--- Data supplied Enclosed Below ---

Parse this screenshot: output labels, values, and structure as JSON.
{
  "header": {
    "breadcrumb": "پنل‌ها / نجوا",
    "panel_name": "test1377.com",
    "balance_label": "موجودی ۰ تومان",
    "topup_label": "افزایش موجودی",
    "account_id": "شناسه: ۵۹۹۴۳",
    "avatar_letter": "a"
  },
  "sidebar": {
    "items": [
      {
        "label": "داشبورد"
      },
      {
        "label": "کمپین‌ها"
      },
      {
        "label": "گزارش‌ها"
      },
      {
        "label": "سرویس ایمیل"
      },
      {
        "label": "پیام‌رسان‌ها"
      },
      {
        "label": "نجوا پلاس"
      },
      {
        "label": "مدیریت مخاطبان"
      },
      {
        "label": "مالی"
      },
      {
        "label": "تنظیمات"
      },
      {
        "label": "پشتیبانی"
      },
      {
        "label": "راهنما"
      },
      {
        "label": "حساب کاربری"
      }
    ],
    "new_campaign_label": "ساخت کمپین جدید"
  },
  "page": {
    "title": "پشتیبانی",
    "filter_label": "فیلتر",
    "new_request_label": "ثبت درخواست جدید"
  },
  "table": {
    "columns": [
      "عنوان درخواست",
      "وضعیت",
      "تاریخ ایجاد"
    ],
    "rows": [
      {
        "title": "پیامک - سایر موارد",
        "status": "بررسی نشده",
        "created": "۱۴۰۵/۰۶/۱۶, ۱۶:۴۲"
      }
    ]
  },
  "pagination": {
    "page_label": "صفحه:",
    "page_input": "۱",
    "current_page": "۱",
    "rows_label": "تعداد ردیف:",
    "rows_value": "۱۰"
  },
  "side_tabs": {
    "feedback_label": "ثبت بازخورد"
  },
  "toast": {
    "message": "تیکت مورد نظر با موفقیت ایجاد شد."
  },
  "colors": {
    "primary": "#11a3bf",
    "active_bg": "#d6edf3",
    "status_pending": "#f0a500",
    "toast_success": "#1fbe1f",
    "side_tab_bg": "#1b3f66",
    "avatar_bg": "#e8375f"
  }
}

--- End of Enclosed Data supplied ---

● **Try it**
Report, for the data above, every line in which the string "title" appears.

● **Solution for this problem**
    "title": "پشتیبانی",
        "title": "پیامک - سایر موارد",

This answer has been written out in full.